Because my training is in child clinical psychology,
the research I do is different than the research carried out by other members
of the Psychology Department. Whereas many of my colleagues are able to utilize
undergraduates as participants in their research, the three samples of
participants I use in my research are: children with autism, children who have
been exposed to domestic violence, and children who
have been abused. I have been actively involved in research at
For a complete overview of my research, please click on the link to my Vita on the home page.
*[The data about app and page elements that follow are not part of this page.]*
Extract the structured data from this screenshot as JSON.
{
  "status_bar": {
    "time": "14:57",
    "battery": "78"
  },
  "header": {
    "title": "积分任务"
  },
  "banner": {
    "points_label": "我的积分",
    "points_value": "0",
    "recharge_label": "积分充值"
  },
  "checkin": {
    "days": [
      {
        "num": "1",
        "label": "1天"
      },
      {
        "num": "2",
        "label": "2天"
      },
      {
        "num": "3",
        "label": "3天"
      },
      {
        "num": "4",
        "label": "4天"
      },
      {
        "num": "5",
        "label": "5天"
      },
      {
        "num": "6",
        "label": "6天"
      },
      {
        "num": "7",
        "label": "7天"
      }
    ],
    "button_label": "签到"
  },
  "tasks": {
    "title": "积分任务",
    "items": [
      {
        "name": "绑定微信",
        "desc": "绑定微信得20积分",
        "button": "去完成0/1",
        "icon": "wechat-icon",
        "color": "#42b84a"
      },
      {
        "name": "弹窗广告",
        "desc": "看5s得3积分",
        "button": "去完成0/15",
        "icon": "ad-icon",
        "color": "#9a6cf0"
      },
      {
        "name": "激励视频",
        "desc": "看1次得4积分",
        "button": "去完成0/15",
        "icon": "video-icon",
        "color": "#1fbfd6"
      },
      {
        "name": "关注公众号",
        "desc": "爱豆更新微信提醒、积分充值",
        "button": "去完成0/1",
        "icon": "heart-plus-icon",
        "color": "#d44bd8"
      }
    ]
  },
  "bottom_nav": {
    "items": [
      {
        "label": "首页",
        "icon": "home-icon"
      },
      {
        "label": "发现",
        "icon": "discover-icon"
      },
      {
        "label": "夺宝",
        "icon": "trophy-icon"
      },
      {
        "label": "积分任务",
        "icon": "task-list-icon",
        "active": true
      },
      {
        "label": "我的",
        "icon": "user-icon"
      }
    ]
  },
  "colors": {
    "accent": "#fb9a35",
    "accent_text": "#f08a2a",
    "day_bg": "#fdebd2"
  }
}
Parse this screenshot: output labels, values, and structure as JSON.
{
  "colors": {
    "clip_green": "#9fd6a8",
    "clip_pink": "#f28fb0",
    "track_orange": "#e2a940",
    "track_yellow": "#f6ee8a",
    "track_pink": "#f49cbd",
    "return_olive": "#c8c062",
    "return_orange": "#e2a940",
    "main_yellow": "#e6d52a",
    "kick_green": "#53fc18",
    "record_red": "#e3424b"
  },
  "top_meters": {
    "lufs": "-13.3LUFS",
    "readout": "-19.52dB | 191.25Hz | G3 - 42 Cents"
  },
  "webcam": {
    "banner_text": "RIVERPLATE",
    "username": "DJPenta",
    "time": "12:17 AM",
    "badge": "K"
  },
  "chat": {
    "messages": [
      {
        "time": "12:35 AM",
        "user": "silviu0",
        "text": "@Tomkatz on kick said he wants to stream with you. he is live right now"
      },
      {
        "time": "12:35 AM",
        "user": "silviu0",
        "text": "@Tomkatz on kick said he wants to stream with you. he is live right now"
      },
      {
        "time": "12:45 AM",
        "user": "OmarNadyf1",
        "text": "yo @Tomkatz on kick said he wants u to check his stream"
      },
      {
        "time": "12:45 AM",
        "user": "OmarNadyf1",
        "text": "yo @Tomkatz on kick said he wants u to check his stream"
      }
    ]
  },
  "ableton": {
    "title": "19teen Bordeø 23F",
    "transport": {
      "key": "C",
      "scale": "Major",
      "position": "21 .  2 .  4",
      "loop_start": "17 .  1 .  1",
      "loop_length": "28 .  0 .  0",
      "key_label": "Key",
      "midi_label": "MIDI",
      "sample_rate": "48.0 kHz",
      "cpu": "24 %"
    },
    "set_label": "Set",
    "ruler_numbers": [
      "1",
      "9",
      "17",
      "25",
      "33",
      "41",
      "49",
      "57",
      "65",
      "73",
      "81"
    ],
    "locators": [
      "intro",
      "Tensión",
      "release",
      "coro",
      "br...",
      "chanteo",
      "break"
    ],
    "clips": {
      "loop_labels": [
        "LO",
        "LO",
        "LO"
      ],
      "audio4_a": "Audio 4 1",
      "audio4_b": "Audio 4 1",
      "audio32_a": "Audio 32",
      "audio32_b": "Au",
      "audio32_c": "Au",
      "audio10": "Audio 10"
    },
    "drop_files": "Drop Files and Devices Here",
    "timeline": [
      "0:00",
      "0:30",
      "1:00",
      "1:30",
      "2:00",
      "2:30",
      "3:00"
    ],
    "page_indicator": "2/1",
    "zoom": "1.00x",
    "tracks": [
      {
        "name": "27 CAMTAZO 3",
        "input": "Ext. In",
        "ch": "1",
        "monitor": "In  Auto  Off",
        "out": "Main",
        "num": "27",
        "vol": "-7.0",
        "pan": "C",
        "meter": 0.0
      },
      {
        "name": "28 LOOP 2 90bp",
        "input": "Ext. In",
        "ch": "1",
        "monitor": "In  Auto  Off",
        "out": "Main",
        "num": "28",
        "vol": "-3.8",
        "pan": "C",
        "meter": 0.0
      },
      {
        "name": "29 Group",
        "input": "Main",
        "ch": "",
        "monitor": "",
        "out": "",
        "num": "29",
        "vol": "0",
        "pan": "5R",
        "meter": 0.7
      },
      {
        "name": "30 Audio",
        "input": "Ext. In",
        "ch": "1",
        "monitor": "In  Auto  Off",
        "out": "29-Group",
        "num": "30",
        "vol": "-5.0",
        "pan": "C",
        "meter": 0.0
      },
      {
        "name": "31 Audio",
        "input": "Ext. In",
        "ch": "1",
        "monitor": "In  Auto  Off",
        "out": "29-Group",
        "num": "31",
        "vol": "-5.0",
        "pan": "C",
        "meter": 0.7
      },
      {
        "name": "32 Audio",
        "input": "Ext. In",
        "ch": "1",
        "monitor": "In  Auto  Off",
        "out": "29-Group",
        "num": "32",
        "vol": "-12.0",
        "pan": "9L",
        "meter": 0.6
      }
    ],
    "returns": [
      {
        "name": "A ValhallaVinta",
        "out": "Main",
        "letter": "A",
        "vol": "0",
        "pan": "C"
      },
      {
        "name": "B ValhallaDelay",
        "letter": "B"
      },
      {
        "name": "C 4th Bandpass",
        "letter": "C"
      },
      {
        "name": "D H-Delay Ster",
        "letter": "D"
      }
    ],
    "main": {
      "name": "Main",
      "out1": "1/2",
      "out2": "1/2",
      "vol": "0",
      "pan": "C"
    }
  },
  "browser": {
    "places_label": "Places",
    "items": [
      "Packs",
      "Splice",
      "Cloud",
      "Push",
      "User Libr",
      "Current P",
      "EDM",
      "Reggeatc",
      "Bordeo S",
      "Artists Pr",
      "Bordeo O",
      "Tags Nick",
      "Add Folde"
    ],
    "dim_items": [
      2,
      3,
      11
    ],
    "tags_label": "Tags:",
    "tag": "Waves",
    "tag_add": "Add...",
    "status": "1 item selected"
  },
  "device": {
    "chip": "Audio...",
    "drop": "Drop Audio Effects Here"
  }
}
Below I will summarize some of the research I have conducted in each of my three main areas of research.
My interest in autism research began when I was asked by my husband, Steve, to assess the intelligence of children with autism in association with work he was doing through his research center, the Center for the Study of Autism. Often, parents would ask Steve about who could assess their child with autism. Steve would refer the families to me. I used to conduct thorough assessments of the children and discovered a very interesting finding: my assessments of the intelligence of the children with autism did not necessarily coincide with the results of prior assessments; my assessments often revealed that the child was more intelligent than had previously been determined. This led me to think about the differences in how I approached the intellectual assessment of a child with autism in relation to how other evaluators had. The first thing I noticed was that most evaluations of children with autism relied on verbally-based or timed measures of intelligence. Children with autism often have communication and attention impairments that make reliance on these measures inappropriate. The measures I used were nonverbal and untimed, and it seemed that this was accounting for the differences in the assessment outcomes. While I discontinued assessing children with autism clinically after the birth of my second child in 1995 (one only has so much time in the day!), I continued investigating issues in the assessment of intelligence in individuals with autism.
Two papers I published assessed the appropriateness of using the Test of Nonverbal Intelligence (TONI) in individuals with autism. The first paper was published in 1998 in Focus on Autism and Other Developmental Disabilities and presents data from a study in which we assessed the intelligence of over 250 individuals with autism. The results indicated that the average score on the TONI was approximately 90 (in the low average range of intelligence). We found that approximately 20% of our sample scored in the mentally retarded range; this was considerably lower than reports from other studies using more verbally-based or timed measures of intelligence. For this study, we attempted to assess nearly 400 individuals–thus, the data collection process spanned many years from 1992-1997. However, we were lucky enough to piggyback on the data collection process of another study. This is why we were able to obtain such a large sample in a relatively short period of time. Early reports from this study were presented in 1992 and 1994 at the Western Psychological Association conference.
The second paper, also published in Focus on
Autism and Other Developmental Disabilities in 1998, reports a replication
study using a sample of autistic individuals from
I have continued my research regarding the relationship between autism and intelligence. I recently completed a research project in which I investigated whether real-world knowledge deficits affect the determination of intelligence in individuals with autism. The short answer is: yes! This research is in press at Focus on Autism and Other Developmental Disabilities. Another study, under review at Focus, investigated the claims in the literature that the majority of individuals with autism are also mentally retarded. This research was archival in nature and involved reading hundreds of journal articles, chapters in edited books, and books to find any that made claims about the prevalence rate of mental retardation in persons with autism and then to evaluate the evidence in support of those claims.
A second line of research in which I am involved is the
Moms Helping Kids (MHK) project, an intervention developed by my colleague at
Dr. Hokoda and I have
submitted the MHK curriculum for publication consideration to Haworth Press, Inc.
We also have a paper in press at the Journal
of Family Violence that examines the differences in responses to domestic
Research on Abused Children
The third strand of my research agenda involves
studies related to the abuse of children. Debbie Joa,
intake coordinator at Liberty House, a child abuse assessment center, and I
recently completed a study evaluating the outcomes of children seen at